Entries from a dataset of interfaces:
== Segment start ==

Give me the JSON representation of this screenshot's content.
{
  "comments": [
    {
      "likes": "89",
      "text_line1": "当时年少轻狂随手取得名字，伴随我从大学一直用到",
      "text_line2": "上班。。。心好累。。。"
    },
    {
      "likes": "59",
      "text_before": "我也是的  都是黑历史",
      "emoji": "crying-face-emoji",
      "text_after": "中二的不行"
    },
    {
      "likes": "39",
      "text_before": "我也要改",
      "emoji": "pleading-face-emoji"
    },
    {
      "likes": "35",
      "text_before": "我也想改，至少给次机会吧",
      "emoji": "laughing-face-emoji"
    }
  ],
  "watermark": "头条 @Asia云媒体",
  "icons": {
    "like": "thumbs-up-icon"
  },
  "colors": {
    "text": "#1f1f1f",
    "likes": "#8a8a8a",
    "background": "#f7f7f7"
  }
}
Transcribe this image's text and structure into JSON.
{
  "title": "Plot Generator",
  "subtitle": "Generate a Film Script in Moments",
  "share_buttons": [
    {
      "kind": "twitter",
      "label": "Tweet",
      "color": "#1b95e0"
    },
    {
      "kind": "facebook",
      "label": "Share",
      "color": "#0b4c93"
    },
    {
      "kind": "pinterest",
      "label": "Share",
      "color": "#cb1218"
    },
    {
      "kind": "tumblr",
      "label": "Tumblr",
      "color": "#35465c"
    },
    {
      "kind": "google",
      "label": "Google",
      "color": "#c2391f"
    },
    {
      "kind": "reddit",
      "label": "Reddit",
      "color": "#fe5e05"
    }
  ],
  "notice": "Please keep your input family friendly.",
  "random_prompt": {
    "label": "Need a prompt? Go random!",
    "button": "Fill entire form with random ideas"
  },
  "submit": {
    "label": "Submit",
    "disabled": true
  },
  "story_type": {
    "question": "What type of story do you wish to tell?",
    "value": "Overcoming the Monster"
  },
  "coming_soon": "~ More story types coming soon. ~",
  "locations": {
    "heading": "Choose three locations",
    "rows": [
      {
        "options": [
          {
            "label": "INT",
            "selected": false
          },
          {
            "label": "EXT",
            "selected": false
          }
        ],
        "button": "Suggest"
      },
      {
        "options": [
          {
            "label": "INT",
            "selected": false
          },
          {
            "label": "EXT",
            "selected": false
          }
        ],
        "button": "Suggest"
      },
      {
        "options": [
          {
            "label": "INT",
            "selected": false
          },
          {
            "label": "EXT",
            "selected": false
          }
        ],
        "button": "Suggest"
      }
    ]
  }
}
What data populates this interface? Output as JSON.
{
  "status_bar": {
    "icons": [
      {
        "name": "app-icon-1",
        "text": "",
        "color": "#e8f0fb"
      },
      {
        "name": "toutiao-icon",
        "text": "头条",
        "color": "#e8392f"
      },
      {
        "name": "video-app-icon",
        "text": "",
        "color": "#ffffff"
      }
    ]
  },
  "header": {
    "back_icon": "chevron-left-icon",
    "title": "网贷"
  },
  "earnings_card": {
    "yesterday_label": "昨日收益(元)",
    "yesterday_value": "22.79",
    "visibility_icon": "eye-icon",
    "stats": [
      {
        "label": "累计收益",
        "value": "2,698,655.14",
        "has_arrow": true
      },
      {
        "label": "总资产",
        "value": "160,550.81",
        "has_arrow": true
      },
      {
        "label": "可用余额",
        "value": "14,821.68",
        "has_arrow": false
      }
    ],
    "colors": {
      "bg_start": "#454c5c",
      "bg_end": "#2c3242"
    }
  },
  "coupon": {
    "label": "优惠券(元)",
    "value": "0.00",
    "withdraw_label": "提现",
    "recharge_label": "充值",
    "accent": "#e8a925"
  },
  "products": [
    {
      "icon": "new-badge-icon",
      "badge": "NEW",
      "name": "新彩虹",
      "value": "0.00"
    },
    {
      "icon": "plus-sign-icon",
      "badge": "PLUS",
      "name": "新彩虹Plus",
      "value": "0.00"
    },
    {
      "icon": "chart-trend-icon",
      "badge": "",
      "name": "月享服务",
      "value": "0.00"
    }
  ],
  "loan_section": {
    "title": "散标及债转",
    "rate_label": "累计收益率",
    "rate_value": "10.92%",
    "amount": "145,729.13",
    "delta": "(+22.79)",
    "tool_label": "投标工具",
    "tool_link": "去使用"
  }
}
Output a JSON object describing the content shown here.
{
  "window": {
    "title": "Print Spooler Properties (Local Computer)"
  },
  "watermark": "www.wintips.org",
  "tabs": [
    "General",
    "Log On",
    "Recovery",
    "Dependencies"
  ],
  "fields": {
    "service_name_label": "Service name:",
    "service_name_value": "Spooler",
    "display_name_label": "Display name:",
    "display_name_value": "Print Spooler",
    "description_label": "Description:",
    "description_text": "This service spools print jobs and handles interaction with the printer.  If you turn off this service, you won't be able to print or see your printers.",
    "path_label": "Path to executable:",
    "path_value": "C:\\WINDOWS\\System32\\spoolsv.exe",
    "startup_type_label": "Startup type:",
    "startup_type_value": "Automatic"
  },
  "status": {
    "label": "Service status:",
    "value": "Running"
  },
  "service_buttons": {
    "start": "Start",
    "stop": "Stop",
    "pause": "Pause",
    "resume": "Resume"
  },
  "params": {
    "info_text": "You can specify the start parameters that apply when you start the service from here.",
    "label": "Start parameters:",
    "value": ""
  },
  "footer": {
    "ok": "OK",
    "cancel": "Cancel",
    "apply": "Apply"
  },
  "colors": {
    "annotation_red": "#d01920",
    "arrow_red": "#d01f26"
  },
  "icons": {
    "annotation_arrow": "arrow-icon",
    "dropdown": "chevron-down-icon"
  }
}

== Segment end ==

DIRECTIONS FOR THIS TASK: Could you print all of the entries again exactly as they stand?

ANSWER TO THIS TASK:
Give me the JSON representation of this screenshot's content.
{
  "comments": [
    {
      "likes": "89",
      "text_line1": "当时年少轻狂随手取得名字，伴随我从大学一直用到",
      "text_line2": "上班。。。心好累。。。"
    },
    {
      "likes": "59",
      "text_before": "我也是的  都是黑历史",
      "emoji": "crying-face-emoji",
      "text_after": "中二的不行"
    },
    {
      "likes": "39",
      "text_before": "我也要改",
      "emoji": "pleading-face-emoji"
    },
    {
      "likes": "35",
      "text_before": "我也想改，至少给次机会吧",
      "emoji": "laughing-face-emoji"
    }
  ],
  "watermark": "头条 @Asia云媒体",
  "icons": {
    "like": "thumbs-up-icon"
  },
  "colors": {
    "text": "#1f1f1f",
    "likes": "#8a8a8a",
    "background": "#f7f7f7"
  }
}
Transcribe this image's text and structure into JSON.
{
  "title": "Plot Generator",
  "subtitle": "Generate a Film Script in Moments",
  "share_buttons": [
    {
      "kind": "twitter",
      "label": "Tweet",
      "color": "#1b95e0"
    },
    {
      "kind": "facebook",
      "label": "Share",
      "color": "#0b4c93"
    },
    {
      "kind": "pinterest",
      "label": "Share",
      "color": "#cb1218"
    },
    {
      "kind": "tumblr",
      "label": "Tumblr",
      "color": "#35465c"
    },
    {
      "kind": "google",
      "label": "Google",
      "color": "#c2391f"
    },
    {
      "kind": "reddit",
      "label": "Reddit",
      "color": "#fe5e05"
    }
  ],
  "notice": "Please keep your input family friendly.",
  "random_prompt": {
    "label": "Need a prompt? Go random!",
    "button": "Fill entire form with random ideas"
  },
  "submit": {
    "label": "Submit",
    "disabled": true
  },
  "story_type": {
    "question": "What type of story do you wish to tell?",
    "value": "Overcoming the Monster"
  },
  "coming_soon": "~ More story types coming soon. ~",
  "locations": {
    "heading": "Choose three locations",
    "rows": [
      {
        "options": [
          {
            "label": "INT",
            "selected": false
          },
          {
            "label": "EXT",
            "selected": false
          }
        ],
        "button": "Suggest"
      },
      {
        "options": [
          {
            "label": "INT",
            "selected": false
          },
          {
            "label": "EXT",
            "selected": false
          }
        ],
        "button": "Suggest"
      },
      {
        "options": [
          {
            "label": "INT",
            "selected": false
          },
          {
            "label": "EXT",
            "selected": false
          }
        ],
        "button": "Suggest"
      }
    ]
  }
}
What data populates this interface? Output as JSON.
{
  "status_bar": {
    "icons": [
      {
        "name": "app-icon-1",
        "text": "",
        "color": "#e8f0fb"
      },
      {
        "name": "toutiao-icon",
        "text": "头条",
        "color": "#e8392f"
      },
      {
        "name": "video-app-icon",
        "text": "",
        "color": "#ffffff"
      }
    ]
  },
  "header": {
    "back_icon": "chevron-left-icon",
    "title": "网贷"
  },
  "earnings_card": {
    "yesterday_label": "昨日收益(元)",
    "yesterday_value": "22.79",
    "visibility_icon": "eye-icon",
    "stats": [
      {
        "label": "累计收益",
        "value": "2,698,655.14",
        "has_arrow": true
      },
      {
        "label": "总资产",
        "value": "160,550.81",
        "has_arrow": true
      },
      {
        "label": "可用余额",
        "value": "14,821.68",
        "has_arrow": false
      }
    ],
    "colors": {
      "bg_start": "#454c5c",
      "bg_end": "#2c3242"
    }
  },
  "coupon": {
    "label": "优惠券(元)",
    "value": "0.00",
    "withdraw_label": "提现",
    "recharge_label": "充值",
    "accent": "#e8a925"
  },
  "products": [
    {
      "icon": "new-badge-icon",
      "badge": "NEW",
      "name": "新彩虹",
      "value": "0.00"
    },
    {
      "icon": "plus-sign-icon",
      "badge": "PLUS",
      "name": "新彩虹Plus",
      "value": "0.00"
    },
    {
      "icon": "chart-trend-icon",
      "badge": "",
      "name": "月享服务",
      "value": "0.00"
    }
  ],
  "loan_section": {
    "title": "散标及债转",
    "rate_label": "累计收益率",
    "rate_value": "10.92%",
    "amount": "145,729.13",
    "delta": "(+22.79)",
    "tool_label": "投标工具",
    "tool_link": "去使用"
  }
}
Output a JSON object describing the content shown here.
{
  "window": {
    "title": "Print Spooler Properties (Local Computer)"
  },
  "watermark": "www.wintips.org",
  "tabs": [
    "General",
    "Log On",
    "Recovery",
    "Dependencies"
  ],
  "fields": {
    "service_name_label": "Service name:",
    "service_name_value": "Spooler",
    "display_name_label": "Display name:",
    "display_name_value": "Print Spooler",
    "description_label": "Description:",
    "description_text": "This service spools print jobs and handles interaction with the printer.  If you turn off this service, you won't be able to print or see your printers.",
    "path_label": "Path to executable:",
    "path_value": "C:\\WINDOWS\\System32\\spoolsv.exe",
    "startup_type_label": "Startup type:",
    "startup_type_value": "Automatic"
  },
  "status": {
    "label": "Service status:",
    "value": "Running"
  },
  "service_buttons": {
    "start": "Start",
    "stop": "Stop",
    "pause": "Pause",
    "resume": "Resume"
  },
  "params": {
    "info_text": "You can specify the start parameters that apply when you start the service from here.",
    "label": "Start parameters:",
    "value": ""
  },
  "footer": {
    "ok": "OK",
    "cancel": "Cancel",
    "apply": "Apply"
  },
  "colors": {
    "annotation_red": "#d01920",
    "arrow_red": "#d01f26"
  },
  "icons": {
    "annotation_arrow": "arrow-icon",
    "dropdown": "chevron-down-icon"
  }
}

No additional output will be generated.